With the eerie, haunting sound of bells, we’re led into the second track, ‘Before’. Najwa’s departure from her previous pursuits is made crystal clear in this particular number. Opting for mellow simplicity instead of the chirpy, uptempo jams she used to do, Najwa’s voice masterfully takes the listener on an emotional journey of hope and heartbreak.
Special mention must also be given to Najwa’s interpretation of the classic Malay folk song, ‘Seri Mersing’. An ode to her Malay roots, Najwa gives the melancholic track a dark twist. The track’s sinister arrangement is far from linear and can be slightly disconcerting at first. But give it time, and Najwa’s weightier reconstruction will grow on you.
05. Seri Mersing
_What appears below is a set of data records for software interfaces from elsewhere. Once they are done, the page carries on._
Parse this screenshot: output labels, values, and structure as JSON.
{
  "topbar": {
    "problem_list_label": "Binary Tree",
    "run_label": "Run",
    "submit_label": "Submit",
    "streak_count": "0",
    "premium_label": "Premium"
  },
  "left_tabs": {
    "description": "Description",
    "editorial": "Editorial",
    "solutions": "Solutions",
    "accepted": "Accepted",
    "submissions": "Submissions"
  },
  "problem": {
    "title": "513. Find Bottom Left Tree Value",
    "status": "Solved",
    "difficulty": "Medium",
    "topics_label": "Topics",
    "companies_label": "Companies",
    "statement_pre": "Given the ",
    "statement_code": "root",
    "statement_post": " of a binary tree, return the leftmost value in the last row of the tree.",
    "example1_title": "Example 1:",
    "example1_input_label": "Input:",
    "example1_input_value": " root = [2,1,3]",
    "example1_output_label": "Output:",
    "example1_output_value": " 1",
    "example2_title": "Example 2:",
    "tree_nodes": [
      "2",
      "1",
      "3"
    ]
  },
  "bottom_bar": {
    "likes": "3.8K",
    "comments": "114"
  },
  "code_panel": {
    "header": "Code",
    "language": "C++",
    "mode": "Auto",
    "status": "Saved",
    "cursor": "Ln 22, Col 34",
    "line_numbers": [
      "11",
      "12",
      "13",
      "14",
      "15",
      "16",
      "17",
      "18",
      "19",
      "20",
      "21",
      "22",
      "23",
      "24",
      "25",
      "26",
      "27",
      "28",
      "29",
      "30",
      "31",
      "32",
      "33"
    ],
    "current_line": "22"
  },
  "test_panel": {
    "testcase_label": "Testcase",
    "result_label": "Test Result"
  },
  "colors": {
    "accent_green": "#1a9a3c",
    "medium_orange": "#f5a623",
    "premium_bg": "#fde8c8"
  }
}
Also, watch the music video for Najwa’s latest single, ‘Before’, here. The video is artistically shot in monochrome: a visual metaphor that matches the dark themes she explores throughout her Aurora EP.